      “whatever is “outside” must also be within” —
      Yes, as in the Magician’s maxim, “As above, so below.”

      “I think we have to conclude that the Tarot works through an Otherness or alterity that is beyond the scope of human finitude – we can only point to it with our metaphorical gestures and perhaps reveal glimpses of it rather than encapsulate it in some sure and certain act of cognitive disclosure. … As Descartes wrote, the idea of the Infinite surpasses whatever we can think of it.” —
      Like the blind men and the elephant!

      “How we articulate that Otherness is always going to be tentative and provisional; a work in progress.” —
      Yes, this is why I started this whole thing with a statement that begins: “My own theory, which is in a constant state of flux…”

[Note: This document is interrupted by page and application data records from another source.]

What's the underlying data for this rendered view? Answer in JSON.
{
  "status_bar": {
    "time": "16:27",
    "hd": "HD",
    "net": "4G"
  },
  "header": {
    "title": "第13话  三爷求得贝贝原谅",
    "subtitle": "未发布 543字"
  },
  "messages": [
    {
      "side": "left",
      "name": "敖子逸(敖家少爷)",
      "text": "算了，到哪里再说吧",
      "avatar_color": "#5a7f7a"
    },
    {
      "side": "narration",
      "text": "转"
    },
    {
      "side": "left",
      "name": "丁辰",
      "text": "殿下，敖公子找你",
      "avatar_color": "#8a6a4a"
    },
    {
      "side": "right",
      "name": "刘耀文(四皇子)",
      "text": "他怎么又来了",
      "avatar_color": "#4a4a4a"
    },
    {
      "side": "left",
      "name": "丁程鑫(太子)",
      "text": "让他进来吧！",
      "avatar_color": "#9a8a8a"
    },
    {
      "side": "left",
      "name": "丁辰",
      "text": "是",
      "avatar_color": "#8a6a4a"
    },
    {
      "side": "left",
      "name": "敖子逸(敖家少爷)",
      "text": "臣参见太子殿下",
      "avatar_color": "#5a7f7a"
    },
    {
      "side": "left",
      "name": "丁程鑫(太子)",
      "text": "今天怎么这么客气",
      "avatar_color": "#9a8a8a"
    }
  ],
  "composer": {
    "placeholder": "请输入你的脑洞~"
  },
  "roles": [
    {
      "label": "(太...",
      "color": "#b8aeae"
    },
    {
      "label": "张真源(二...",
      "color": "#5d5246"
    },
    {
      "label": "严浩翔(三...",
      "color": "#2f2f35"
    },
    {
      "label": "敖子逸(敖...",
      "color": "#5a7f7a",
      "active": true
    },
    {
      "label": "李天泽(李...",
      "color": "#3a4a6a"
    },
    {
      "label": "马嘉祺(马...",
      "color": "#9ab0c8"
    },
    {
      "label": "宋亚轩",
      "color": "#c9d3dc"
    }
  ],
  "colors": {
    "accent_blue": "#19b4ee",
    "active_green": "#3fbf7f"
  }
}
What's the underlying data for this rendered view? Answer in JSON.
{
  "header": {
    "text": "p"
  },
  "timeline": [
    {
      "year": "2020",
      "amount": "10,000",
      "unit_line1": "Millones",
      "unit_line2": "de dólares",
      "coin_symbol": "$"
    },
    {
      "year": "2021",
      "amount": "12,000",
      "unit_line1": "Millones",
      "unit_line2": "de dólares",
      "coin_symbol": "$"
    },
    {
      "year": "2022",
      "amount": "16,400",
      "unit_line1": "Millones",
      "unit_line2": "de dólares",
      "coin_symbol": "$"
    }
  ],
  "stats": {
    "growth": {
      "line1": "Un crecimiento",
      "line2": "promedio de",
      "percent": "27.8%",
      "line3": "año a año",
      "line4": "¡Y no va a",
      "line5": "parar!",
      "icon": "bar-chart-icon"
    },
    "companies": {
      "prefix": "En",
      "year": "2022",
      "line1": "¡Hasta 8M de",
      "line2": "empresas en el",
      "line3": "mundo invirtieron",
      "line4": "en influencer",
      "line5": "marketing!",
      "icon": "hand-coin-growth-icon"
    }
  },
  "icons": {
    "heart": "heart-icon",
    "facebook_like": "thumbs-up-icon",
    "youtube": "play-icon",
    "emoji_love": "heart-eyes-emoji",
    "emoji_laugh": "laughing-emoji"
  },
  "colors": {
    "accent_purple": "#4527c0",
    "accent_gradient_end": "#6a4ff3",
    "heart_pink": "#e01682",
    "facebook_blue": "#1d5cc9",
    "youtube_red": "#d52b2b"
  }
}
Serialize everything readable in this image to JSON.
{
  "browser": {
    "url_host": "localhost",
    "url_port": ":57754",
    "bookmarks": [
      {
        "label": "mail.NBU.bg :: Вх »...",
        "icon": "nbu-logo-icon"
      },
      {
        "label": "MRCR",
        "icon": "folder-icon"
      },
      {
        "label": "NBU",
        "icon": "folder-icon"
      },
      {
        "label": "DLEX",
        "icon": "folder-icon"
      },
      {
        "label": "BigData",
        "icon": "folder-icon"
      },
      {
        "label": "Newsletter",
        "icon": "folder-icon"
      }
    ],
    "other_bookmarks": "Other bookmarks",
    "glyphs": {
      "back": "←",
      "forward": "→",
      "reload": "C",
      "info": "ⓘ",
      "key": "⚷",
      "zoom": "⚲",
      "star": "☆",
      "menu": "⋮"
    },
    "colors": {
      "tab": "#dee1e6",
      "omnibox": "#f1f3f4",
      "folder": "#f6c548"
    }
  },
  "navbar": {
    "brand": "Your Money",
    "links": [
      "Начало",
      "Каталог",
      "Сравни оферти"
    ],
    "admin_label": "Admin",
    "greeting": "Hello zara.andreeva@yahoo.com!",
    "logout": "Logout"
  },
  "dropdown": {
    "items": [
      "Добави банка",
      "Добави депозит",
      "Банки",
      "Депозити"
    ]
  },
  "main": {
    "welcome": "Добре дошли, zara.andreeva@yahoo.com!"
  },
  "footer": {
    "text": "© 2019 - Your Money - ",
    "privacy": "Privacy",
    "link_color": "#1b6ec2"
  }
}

      Finally, I like this conclusion:
      “the Tarot works through … the auspices of a Universe which provides glimmers of itself here and there.”

      Thanks again!

      PS: I hope you don’t mind, but I inserted paragraph markers in your post to enhance the readability (IMHO).


    • Donna, your suggestion of input from an external, and yet internal, Other comes closest, so far, to my perception of how Tarot “works”.

  4. Yes, I loved your blind men and the elephant. I couldn’t agree more and it puts the perfect Tin Hat on the topic.

Trackbacks & Pingbacks

  1. How does Tarot work? — Part 1 | James Ricklef's Tarot Blog
  2. How does Tarot Work? | Psychic Talk

Leave a Reply to Transformative Tarot Counseling™ Cancel reply

Fill in your details below or click an icon to log in: Logo

You are commenting using your account. Log Out /  Change )

Google photo

You are commenting using your Google account. Log Out /  Change )

Twitter picture

You are commenting using your Twitter account. Log Out /  Change )

Facebook photo

You are commenting using your Facebook account. Log Out /  Change )

Connecting to %s

%d bloggers like this: